- _Task directions_
All lines of the entries with "Transform" in them must be listed.

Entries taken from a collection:

___

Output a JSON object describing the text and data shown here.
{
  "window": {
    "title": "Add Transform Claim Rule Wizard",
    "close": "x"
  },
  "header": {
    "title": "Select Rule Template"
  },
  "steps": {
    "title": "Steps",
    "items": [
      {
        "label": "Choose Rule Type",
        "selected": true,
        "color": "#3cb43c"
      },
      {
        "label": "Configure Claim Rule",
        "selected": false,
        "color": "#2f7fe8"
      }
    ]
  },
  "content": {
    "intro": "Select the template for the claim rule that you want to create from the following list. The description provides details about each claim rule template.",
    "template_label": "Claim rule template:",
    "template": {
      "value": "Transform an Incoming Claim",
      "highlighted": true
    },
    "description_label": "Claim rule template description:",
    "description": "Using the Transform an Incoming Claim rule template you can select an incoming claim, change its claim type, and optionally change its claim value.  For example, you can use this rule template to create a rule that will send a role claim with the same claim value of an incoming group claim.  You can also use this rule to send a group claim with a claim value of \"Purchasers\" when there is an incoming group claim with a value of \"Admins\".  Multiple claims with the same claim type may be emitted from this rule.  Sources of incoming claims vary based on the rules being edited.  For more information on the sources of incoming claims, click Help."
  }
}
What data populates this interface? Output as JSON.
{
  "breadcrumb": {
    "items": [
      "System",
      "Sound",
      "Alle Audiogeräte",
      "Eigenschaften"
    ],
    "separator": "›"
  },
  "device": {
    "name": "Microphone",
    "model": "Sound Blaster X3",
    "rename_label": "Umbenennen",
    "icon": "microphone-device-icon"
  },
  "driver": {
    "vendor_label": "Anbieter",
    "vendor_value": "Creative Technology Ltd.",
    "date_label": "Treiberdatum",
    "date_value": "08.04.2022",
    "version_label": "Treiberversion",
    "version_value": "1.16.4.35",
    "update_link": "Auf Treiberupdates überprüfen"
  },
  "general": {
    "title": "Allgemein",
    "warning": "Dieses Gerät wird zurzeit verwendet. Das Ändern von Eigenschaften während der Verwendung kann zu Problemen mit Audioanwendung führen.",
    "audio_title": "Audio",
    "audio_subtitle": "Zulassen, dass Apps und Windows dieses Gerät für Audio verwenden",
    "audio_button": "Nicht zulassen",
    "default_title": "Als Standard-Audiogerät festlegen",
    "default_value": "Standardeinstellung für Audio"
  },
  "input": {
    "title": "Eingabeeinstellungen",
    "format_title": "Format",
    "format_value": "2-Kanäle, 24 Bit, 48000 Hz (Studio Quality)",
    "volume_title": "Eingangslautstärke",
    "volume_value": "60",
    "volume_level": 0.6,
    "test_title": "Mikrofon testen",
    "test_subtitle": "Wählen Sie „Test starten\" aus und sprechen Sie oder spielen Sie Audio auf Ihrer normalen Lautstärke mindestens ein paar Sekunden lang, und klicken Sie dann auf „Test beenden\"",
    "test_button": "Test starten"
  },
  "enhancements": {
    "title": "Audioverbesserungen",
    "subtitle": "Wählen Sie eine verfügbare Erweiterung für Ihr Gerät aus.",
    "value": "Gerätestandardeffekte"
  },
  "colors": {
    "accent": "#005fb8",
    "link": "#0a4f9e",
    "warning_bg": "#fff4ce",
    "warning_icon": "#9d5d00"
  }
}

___

- _Answer box_
    "title": "Add Transform Claim Rule Wizard",
      "value": "Transform an Incoming Claim",
    "description": "Using the Transform an Incoming Claim rule template you can select an incoming claim, change its claim type, and optionally change its claim value.  For example, you can use this rule template to create a rule that will send a role claim with the same claim value of an incoming group claim.  You can also use this rule to send a group claim with a claim value of \"Purchasers\" when there is an incoming group claim with a value of \"Admins\".  Multiple claims with the same claim type may be emitted from this rule.  Sources of incoming claims vary based on the rules being edited.  For more information on the sources of incoming claims, click Help."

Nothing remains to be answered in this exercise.